> _EXERCISE AIM_: Copy each line of the records that contains the word "import".

EXERCISE DATA below:

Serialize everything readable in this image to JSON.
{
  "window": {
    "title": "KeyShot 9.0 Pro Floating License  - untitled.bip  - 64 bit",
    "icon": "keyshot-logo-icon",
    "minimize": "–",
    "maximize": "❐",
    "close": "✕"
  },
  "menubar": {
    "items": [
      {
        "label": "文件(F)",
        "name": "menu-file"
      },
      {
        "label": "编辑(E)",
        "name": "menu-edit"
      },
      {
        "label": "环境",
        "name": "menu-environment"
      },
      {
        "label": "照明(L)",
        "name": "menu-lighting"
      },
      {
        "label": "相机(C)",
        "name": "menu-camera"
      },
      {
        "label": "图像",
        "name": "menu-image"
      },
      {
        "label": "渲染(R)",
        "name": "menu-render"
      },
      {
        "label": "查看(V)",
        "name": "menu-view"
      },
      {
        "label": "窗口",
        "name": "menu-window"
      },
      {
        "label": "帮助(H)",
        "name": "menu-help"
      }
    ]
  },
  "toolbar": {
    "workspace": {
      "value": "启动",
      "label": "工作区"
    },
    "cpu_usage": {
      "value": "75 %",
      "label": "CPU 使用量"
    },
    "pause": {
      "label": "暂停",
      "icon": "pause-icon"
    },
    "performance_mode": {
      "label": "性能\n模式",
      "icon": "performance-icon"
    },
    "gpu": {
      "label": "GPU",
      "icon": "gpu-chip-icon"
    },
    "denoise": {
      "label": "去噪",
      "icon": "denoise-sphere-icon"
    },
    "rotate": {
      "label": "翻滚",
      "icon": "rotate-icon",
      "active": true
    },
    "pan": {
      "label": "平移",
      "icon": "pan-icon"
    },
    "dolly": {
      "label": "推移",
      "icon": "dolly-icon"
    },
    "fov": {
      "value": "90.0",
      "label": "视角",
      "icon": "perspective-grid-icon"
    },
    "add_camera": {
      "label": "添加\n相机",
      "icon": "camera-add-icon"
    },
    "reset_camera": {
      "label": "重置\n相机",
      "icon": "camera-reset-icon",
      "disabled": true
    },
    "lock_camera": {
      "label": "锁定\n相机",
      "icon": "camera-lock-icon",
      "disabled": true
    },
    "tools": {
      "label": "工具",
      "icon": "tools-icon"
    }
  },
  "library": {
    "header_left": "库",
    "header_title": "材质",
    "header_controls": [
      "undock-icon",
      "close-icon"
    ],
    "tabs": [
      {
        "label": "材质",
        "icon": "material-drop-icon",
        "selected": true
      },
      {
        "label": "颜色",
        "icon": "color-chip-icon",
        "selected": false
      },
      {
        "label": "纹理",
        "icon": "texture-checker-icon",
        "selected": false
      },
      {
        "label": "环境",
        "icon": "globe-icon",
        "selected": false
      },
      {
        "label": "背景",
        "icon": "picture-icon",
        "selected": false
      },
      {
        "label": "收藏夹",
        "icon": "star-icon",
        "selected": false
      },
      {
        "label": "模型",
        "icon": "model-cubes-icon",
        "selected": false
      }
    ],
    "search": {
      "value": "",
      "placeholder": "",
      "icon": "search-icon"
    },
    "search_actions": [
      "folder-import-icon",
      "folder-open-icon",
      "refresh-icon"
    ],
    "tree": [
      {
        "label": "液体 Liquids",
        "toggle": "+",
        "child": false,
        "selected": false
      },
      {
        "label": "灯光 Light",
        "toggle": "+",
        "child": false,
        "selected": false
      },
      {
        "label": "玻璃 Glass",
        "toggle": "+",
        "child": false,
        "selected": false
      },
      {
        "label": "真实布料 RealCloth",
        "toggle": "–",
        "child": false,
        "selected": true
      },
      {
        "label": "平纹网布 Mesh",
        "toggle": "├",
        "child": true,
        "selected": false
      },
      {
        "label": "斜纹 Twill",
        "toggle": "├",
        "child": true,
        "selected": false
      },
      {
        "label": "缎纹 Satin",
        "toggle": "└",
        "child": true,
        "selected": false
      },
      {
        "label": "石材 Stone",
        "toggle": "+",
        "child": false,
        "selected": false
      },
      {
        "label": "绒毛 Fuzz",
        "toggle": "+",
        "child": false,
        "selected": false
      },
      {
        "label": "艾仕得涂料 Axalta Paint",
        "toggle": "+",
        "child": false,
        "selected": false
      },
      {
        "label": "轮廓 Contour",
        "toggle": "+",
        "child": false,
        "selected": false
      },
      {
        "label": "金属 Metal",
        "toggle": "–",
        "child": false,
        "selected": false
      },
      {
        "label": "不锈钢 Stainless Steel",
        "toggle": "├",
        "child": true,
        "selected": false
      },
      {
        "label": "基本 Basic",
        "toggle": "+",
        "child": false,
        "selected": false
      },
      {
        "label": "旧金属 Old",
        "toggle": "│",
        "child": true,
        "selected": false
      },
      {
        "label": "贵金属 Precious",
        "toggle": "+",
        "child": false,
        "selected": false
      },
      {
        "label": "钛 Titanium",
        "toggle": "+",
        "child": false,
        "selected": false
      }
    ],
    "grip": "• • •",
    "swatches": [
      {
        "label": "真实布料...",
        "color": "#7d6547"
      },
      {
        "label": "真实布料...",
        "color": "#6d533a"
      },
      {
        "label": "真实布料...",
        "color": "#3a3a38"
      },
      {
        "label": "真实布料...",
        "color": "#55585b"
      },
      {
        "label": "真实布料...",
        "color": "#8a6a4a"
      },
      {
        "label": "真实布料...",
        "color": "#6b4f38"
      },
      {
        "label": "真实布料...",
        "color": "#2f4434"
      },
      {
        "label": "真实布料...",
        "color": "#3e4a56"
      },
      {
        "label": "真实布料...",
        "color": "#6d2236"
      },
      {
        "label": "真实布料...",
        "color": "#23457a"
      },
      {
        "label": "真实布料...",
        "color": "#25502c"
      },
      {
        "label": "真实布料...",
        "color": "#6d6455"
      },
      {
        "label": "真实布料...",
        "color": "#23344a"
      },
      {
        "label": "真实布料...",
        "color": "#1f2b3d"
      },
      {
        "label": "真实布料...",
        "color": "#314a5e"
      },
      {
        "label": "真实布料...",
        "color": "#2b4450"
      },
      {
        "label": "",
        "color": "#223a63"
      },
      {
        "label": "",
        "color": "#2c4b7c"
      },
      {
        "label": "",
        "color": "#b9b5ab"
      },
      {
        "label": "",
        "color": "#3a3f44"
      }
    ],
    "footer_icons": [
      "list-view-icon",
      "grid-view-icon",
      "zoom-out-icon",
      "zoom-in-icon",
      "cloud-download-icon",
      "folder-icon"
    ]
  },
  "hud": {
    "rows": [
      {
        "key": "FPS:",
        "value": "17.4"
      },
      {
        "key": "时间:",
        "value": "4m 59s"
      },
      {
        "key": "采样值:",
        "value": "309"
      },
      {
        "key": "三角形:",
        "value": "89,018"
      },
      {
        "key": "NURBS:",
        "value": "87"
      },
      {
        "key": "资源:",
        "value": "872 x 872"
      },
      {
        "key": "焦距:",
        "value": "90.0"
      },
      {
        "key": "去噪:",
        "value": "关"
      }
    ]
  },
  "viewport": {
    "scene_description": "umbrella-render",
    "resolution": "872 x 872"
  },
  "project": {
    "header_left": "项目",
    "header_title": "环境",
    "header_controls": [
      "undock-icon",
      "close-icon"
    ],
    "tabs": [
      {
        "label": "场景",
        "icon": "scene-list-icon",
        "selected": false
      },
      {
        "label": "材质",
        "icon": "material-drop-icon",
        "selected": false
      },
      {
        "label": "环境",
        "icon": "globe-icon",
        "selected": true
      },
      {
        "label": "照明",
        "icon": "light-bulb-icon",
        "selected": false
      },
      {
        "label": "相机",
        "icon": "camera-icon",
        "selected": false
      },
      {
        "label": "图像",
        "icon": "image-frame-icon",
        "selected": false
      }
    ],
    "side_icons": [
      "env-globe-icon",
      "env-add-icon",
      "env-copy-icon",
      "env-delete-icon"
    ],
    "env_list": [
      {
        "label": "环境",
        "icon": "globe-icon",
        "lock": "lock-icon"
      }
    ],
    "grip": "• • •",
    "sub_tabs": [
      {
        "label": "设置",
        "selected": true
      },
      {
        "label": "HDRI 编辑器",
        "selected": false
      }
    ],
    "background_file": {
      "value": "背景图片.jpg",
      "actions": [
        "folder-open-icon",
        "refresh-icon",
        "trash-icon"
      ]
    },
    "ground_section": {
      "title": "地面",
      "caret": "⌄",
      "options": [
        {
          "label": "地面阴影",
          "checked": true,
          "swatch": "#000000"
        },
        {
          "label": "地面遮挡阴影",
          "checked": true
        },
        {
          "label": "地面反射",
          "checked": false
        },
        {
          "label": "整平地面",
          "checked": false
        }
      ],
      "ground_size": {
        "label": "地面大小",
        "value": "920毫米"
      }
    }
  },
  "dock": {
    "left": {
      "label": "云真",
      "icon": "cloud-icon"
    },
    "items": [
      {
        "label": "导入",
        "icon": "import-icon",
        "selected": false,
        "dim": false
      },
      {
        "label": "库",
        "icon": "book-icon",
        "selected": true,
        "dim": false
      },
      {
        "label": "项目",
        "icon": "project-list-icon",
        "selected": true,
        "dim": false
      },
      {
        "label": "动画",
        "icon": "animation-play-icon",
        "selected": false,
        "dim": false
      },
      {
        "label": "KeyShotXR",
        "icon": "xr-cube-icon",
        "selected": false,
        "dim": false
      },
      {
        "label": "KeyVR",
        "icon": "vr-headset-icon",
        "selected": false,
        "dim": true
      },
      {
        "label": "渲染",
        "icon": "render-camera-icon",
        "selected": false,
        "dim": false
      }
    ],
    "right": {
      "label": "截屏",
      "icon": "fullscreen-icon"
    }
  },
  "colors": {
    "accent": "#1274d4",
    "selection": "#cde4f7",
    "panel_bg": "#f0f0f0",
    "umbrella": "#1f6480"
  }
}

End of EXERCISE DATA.

> _ANSWER SECTION_:
      "folder-import-icon",
        "icon": "import-icon",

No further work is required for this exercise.